Opening 29 Dec 2011
In this feature film water is not easily accessible for the poor people of Bolivia. In spite of this fact, the government plans to award water rights to private companies, which will then sell water at unreasonably high prices. This, needless to say, creates agitation among the local population. Meanwhile a Spanish film team has been hiring these same poor people as extras to play Indians in a historical film about Christopher Columbus. The political uproar, which develops into a riot, interferes with filming. All the Spanish film people leave the country quickly; all, except for one caring person who stays behind to help the injured daughter of an indigent family.
This story jumps from one segment to the next, leaving me perplexed and confused at a jagged attempt to show parallel atrocities between Indians in the late 1400s and peasants today. (There really was a Bolivian Water War in April 2000 and water accessibility really is a 2011 goal of the United Nations – not to mention a goal of the Federation of American Women’s Clubs Overseas, which is an NGO.) Perhaps this film should have been a documentary in which water and its importance and unavailability in Bolivia could be explained – with or without any references to Christopher Columbus.

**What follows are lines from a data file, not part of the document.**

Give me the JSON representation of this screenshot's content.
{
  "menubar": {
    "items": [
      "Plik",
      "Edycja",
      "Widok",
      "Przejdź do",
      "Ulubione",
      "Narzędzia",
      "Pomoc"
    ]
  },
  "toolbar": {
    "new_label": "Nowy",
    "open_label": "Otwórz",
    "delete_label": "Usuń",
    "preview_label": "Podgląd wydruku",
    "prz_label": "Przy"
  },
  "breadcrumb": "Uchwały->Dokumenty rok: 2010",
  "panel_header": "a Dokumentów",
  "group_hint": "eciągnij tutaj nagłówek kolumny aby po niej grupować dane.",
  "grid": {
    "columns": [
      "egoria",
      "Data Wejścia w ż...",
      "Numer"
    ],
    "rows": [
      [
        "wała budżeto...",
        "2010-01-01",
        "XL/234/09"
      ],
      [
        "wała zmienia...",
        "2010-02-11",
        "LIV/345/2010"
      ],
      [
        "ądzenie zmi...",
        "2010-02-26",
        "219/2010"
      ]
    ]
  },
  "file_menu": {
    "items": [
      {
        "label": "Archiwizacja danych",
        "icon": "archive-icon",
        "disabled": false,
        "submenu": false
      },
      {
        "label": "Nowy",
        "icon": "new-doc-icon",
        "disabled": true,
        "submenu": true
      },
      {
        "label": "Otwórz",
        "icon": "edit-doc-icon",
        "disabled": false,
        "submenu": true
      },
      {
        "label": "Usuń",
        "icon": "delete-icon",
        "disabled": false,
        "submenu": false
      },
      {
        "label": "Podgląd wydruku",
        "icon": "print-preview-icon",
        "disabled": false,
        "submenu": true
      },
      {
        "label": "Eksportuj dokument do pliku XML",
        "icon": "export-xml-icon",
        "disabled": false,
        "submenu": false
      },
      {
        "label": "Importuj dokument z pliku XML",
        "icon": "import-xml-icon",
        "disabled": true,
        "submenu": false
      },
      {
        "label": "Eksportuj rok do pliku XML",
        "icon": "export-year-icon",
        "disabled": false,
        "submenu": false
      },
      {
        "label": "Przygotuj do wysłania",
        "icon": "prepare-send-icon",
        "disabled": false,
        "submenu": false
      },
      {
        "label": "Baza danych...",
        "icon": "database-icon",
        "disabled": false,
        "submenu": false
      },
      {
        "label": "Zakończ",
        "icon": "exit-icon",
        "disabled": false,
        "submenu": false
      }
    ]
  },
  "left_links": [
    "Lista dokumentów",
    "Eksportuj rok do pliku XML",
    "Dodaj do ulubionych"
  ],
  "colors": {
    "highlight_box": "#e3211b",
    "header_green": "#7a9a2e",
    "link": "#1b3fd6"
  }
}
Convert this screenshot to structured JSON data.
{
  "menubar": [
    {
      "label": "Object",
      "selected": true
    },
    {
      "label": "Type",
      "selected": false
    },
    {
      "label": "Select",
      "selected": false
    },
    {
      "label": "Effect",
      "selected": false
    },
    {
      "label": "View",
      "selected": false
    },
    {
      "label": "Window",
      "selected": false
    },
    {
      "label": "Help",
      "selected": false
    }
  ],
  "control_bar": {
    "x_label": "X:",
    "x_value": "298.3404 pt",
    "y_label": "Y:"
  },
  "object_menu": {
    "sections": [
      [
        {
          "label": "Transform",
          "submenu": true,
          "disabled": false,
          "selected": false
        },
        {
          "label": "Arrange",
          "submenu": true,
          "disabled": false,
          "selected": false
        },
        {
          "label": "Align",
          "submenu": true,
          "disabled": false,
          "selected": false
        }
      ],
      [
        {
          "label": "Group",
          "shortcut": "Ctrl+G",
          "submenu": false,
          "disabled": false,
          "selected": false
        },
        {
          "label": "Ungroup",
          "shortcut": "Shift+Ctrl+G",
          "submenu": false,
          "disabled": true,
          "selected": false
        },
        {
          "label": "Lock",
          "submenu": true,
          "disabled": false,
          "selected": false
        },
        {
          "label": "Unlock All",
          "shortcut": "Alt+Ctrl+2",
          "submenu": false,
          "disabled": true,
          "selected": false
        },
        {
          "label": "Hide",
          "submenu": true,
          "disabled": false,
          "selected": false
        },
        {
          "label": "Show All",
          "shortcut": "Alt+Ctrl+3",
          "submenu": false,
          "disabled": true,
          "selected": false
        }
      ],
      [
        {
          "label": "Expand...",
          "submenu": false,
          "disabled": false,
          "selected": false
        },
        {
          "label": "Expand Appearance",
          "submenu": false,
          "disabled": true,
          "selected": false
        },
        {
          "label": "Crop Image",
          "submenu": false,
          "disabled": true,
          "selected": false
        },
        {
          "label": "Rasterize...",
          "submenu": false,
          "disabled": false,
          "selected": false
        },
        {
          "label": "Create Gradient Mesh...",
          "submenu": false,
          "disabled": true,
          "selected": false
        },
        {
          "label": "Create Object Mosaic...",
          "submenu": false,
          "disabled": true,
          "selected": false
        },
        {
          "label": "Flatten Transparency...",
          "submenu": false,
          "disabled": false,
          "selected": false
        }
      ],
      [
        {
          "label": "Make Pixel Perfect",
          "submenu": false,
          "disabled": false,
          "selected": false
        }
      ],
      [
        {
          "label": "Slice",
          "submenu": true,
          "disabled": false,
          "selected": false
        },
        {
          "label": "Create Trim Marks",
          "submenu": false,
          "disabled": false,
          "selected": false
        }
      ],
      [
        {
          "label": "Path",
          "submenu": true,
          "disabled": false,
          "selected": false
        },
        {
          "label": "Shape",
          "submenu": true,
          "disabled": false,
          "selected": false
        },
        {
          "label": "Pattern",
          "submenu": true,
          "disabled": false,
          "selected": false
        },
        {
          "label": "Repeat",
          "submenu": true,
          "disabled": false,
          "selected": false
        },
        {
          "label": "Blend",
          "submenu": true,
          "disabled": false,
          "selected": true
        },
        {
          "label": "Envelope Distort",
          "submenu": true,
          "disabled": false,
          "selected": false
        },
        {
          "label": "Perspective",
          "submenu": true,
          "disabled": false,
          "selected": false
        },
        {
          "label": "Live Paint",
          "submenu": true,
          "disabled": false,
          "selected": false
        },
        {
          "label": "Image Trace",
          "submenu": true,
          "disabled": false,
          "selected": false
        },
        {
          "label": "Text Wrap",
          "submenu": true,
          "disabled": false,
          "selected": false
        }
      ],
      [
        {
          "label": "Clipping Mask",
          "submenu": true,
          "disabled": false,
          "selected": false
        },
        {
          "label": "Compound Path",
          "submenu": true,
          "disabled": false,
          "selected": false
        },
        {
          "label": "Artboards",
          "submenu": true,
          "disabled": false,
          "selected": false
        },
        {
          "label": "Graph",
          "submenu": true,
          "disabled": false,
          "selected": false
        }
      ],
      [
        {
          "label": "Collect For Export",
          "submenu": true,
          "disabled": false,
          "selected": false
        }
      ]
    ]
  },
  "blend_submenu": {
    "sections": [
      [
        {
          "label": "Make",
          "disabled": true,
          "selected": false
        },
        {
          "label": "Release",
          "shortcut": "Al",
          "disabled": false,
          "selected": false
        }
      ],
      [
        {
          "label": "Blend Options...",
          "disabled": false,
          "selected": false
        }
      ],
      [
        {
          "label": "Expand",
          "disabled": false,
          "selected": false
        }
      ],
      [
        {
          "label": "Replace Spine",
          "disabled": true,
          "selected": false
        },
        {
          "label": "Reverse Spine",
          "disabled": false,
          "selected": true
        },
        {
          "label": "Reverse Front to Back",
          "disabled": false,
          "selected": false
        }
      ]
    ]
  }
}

In spite of my reservations about Tambien la lluvia, it won the audience’s prize in the Panorama category at the 2011 Berlinale, and showed at the Toronto film festival. It stars Gael Garcia Bernal from Mexico, was filmed in Cochabamba, Bolivia, and the director is Iciar Bollain. (Becky Tan)